Community health services waiting list tops a million for first time

20 October 2023

The mental well-being and social development of high numbers of children and young people is being put on hold, as under resourced community health services experience record delays for care. 

That's according to leaders of community health services providing paediatrics, health visiting and speech and language therapy who fear for the futures of young people experiencing very long waits. These leaders are now demanding urgent cross-government action to finally get to grips with a hidden but ever-growing crisis.

Backlogs have now reached more than one million in community health services, an increase of 10% since October 2022. And a disproportionate number, more than one in five of those waiting, are children. Health leaders say that the potential consequences for all these patients – and particularly children – need as much attention as hospital-based care.

The latest data from NHS England shows that the longest waits in community services are for children and young people's community paediatric services, with nearly 14,000 waiting for over a year to be seen, and another 34,000 waiting over 18 weeks. These are vital services that diagnose and manage the needs of children with complex care needs, including autism and developmental delays. Long waits can be incredibly distressing and damaging for these children and their families.

Together with support from education and social care, community health services are critical in enabling children and young people to live well and to develop and fulfil their potential. They also provide essential services throughout a person's adult life, including district nursing, sexual health services, podiatry and end of life care.

More broadly, community health services play a key role in the health and care system, helping to keep people well at home, in community settings closer to home and supporting people to live independently. They deliver around 100m contacts with patients each year, account for nearly a fifth of the NHS' workforce, with a budget of around £10bn.

Between October 2022 and August 2023, figures show that the there was a 7% increase in the number of children and young people on the community services waiting list, and now more children than adults are waiting over a year for care.

Most patients on the community waiting list are seen relatively quickly with two thirds of those currently on the overall list waiting up to three months. 72% of adults on the list have currently been waiting for up to three months, but children's services are clearly struggling with capacity, with only 45% of children waiting for the same time. 40% of children have been waiting for over 18 weeks, in comparison with just 15% of adults. 

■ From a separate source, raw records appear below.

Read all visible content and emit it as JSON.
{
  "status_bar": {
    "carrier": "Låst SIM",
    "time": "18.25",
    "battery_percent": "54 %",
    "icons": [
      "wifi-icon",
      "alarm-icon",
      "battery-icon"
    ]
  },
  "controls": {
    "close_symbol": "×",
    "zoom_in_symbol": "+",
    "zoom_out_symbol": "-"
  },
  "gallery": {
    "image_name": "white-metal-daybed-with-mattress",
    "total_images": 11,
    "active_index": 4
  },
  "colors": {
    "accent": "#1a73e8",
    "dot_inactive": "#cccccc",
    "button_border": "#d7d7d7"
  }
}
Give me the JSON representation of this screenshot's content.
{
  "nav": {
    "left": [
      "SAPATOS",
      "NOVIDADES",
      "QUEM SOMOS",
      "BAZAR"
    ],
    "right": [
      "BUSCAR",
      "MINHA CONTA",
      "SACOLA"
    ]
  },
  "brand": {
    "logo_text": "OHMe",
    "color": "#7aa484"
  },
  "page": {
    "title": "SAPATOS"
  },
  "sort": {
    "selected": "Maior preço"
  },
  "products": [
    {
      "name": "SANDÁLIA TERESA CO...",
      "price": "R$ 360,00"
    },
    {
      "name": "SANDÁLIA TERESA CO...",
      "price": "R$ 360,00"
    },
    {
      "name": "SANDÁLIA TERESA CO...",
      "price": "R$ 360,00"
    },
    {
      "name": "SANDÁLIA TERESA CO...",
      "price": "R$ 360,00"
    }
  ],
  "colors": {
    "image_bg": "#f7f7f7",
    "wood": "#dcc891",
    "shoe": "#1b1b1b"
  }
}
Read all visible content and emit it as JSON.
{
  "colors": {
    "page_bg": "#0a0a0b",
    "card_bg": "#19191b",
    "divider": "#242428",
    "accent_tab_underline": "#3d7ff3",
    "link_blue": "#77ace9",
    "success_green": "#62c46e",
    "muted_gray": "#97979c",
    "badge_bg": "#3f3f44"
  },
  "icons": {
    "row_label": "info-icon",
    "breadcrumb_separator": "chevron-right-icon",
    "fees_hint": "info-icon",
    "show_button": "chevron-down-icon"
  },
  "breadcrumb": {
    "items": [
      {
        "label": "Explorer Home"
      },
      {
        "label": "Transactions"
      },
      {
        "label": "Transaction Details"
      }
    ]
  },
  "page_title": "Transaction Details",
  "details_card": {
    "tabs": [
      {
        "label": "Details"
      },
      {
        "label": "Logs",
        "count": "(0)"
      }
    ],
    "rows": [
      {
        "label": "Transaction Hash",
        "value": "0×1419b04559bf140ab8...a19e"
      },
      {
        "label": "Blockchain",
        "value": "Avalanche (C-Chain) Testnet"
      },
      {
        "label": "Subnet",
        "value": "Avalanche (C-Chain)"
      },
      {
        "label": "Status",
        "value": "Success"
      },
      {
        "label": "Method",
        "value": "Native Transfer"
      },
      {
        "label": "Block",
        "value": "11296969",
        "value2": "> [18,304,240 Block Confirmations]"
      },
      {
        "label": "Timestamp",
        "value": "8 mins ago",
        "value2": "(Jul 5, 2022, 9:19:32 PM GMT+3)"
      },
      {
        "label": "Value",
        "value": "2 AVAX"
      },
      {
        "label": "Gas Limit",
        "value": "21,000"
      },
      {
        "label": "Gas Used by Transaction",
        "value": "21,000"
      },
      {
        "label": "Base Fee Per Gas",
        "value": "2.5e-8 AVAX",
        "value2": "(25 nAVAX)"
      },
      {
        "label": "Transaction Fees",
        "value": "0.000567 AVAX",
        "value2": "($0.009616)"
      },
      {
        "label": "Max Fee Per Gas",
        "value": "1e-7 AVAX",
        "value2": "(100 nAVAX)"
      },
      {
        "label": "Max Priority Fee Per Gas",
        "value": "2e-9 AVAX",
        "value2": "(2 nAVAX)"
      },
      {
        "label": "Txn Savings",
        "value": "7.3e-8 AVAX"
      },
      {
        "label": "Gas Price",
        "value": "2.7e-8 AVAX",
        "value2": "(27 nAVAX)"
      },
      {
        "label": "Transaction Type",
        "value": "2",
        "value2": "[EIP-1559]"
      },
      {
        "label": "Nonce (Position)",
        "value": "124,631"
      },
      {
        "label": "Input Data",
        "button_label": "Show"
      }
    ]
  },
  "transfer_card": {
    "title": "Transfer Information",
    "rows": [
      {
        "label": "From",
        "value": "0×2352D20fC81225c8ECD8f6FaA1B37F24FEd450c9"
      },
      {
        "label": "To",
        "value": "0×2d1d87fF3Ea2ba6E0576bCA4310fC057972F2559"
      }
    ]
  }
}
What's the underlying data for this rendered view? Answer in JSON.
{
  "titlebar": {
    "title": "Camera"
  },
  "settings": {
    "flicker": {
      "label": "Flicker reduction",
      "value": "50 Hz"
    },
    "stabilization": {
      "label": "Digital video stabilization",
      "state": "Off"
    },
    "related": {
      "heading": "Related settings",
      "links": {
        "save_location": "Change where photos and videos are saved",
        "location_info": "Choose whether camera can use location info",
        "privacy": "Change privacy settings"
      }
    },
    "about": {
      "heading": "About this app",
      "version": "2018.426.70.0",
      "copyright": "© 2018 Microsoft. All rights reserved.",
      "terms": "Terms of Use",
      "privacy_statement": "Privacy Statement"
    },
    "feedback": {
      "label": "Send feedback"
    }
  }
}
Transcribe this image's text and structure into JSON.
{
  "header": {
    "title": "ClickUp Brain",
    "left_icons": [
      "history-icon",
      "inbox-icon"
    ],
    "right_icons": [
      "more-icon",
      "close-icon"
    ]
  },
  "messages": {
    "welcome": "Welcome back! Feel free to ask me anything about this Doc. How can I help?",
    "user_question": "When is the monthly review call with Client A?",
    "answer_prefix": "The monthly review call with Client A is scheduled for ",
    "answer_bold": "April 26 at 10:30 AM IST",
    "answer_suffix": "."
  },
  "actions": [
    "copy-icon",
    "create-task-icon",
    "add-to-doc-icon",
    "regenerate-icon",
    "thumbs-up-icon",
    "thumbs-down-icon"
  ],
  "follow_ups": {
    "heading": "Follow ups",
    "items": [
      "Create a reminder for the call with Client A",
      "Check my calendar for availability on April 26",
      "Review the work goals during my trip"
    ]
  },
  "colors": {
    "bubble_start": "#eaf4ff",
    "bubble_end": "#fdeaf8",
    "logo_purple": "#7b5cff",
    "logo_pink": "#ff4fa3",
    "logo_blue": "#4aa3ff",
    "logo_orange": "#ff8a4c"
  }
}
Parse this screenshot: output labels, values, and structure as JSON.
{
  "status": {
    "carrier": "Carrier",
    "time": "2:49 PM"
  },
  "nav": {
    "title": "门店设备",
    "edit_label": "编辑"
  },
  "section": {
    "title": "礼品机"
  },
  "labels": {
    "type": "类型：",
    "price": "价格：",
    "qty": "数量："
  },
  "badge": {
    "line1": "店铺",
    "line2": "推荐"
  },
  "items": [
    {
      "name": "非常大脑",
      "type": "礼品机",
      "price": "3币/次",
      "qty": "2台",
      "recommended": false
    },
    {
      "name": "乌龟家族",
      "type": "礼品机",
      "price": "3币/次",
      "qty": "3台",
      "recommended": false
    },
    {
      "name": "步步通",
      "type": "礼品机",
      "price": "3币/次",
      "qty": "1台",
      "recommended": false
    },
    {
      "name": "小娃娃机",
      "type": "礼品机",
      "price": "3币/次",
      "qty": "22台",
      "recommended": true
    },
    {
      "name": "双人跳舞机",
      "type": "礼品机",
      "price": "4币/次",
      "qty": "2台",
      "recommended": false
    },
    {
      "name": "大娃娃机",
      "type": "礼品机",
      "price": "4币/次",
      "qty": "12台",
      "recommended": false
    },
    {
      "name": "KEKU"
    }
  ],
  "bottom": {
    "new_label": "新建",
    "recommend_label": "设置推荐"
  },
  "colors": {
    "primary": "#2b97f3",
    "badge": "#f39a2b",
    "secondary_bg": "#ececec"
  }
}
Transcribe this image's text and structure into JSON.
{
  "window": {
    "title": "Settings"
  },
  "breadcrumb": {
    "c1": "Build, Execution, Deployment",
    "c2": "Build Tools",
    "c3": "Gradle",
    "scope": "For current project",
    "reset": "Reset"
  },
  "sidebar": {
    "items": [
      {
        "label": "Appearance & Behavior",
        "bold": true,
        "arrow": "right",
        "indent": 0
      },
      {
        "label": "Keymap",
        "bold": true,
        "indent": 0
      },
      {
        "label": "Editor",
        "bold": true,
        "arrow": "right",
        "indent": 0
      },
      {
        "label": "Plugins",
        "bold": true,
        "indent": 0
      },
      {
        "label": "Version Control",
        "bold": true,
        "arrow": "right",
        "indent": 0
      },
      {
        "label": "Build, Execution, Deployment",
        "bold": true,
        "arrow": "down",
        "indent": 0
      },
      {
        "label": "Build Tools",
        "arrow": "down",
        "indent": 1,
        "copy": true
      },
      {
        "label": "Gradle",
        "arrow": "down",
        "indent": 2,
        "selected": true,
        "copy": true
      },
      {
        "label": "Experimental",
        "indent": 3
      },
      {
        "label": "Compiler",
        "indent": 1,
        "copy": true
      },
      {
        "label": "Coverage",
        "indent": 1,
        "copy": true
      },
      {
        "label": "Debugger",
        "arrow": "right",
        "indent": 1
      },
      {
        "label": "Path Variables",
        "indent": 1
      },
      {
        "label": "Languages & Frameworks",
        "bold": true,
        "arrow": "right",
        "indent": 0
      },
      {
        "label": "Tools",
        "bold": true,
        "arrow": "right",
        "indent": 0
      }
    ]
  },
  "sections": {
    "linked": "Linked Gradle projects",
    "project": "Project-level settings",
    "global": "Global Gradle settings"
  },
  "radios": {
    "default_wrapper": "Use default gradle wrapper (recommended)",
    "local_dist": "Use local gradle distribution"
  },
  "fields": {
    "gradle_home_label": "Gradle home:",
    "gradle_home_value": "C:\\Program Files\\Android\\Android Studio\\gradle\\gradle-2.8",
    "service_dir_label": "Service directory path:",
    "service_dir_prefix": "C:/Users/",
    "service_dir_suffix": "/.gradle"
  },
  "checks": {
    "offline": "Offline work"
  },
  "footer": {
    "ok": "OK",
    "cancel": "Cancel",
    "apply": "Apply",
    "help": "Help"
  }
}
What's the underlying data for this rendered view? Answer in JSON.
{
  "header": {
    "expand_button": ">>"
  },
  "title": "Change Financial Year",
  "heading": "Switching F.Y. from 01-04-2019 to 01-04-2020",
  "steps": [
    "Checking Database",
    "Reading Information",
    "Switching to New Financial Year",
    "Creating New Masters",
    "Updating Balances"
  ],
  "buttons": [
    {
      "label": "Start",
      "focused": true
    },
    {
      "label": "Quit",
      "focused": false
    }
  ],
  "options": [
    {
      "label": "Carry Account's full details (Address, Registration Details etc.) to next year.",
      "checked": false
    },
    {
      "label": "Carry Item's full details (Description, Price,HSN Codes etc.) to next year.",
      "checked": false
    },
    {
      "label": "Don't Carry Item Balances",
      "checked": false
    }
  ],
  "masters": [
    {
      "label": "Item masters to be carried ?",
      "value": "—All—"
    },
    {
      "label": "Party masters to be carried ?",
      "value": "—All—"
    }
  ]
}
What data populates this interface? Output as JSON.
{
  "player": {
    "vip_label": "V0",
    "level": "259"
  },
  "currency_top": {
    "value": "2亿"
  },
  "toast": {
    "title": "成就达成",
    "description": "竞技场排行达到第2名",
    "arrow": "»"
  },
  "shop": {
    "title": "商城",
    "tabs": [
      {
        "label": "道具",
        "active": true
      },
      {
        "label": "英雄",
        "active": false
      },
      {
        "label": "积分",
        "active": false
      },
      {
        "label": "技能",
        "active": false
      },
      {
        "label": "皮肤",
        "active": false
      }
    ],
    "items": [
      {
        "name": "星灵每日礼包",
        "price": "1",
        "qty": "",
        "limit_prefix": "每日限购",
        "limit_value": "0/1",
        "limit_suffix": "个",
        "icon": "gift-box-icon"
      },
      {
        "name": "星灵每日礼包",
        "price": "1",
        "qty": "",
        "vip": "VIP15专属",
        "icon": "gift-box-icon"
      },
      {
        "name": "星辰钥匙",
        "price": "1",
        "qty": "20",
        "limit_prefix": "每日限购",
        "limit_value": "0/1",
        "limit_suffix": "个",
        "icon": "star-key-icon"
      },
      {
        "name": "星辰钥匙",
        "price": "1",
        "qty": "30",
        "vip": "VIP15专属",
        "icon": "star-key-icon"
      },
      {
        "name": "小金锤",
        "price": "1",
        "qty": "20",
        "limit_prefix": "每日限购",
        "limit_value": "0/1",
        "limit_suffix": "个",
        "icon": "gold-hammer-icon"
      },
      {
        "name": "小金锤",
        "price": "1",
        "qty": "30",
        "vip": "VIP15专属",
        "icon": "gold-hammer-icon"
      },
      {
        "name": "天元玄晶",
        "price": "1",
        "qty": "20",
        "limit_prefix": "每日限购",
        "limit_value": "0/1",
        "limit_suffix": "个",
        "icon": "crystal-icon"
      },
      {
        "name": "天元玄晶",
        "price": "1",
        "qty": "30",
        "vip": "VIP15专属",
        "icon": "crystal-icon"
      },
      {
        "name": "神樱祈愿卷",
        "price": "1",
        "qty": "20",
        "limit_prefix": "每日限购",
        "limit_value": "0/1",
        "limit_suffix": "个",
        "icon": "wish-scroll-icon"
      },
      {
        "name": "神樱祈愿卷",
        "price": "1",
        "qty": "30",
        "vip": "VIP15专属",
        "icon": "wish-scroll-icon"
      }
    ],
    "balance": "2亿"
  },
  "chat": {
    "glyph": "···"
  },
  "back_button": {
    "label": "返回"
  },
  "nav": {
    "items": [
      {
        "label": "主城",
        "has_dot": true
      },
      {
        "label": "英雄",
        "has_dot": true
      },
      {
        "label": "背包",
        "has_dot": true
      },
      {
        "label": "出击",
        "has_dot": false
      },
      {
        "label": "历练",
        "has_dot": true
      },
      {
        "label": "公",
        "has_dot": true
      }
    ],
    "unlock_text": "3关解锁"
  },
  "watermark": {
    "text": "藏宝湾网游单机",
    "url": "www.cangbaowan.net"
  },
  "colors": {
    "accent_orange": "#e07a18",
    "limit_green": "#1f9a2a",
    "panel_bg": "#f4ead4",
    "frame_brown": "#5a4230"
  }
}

While there has been some progress in reducing waits in some specific children's services between October 2022 and August 2023, such as speech and language, occupational therapy and support for long term conditions, other services have experienced significant growth to their lists. Vision screening (64.7% increase), orthotics services (55.2%) and community paediatric services (40.1%) have all experienced higher increases than any adult service.

Matthew Taylor, chief executive of the NHS Confederation, said:

"We know that long waits can often impact outcomes for children more severely than adults because delays in assessment and treatment have a knock-on effect on communication skills, social development and educational outcomes as well as their mental wellbeing. So, the longer children are kept waiting, the more it will affect their development, and we know that vulnerable communities are impacted disproportionately.

"We have a real and growing problem with long waits in community services, but despite repeated warnings that neglect of these vital services is having a detrimental impact on patients, these warnings seem to be met with a shoulder shrug from government. Leaders are working incredibly hard to deliver these important services for patients but are fighting a rising tide and need help.

"The Community Network's survey from earlier in the year found that in some areas waits for care are now so long that a 12-year-old experiencing issues might not receive treatment until they are 16. No one should be waiting that long.

"The government must take meaningful action, with the Autumn Statement an ideal time to grasp the nettle, and leaders want to see investment in prevention and early intervention, along with more national funding similar to the Elective Recovery Fund to help get back on track.

"There is an ever-growing consensus, along with a strong economic case, that we need to achieve the NHS' long-term aim of improving prevention and shifting care away from hospitals and back into the community, where patients want to be treated. A significant step towards doing that would be enabling under-resourced community services to bring down the number of patients waiting for care, particularly children and young people."

In August 2023 the services with the very longest waits – over a year – were community paediatrics (13,859 people waiting), adult podiatry (5,753), and children and young people's therapy interventions (3,458).

Sir Julian Hartley, chief executive, NHS Providers, said:

"Too many children and young people risk falling through gaps, particularly after the pandemic. Delays in diagnosis, treatment and care can significantly affect their mental and physical health and wellbeing. Getting help and support to children and young people in need as early as possible is vital for their future life chances and to tackle inequalities.

"Community services are working flat out to see more people more quickly and making great progress in many areas but demand for children and young people's services is still stubbornly high - making it really hard for providers to turn the tide amid staffing shortages and without further support.

"Without more cross-government support and focus lots of youngsters, their families and carers will continue to be hit by long waits for the treatment and support they need."

In the spring, the Community Network, hosted by NHS Providers and NHS Confederation, surveyed 65 community provider leaders. The survey found: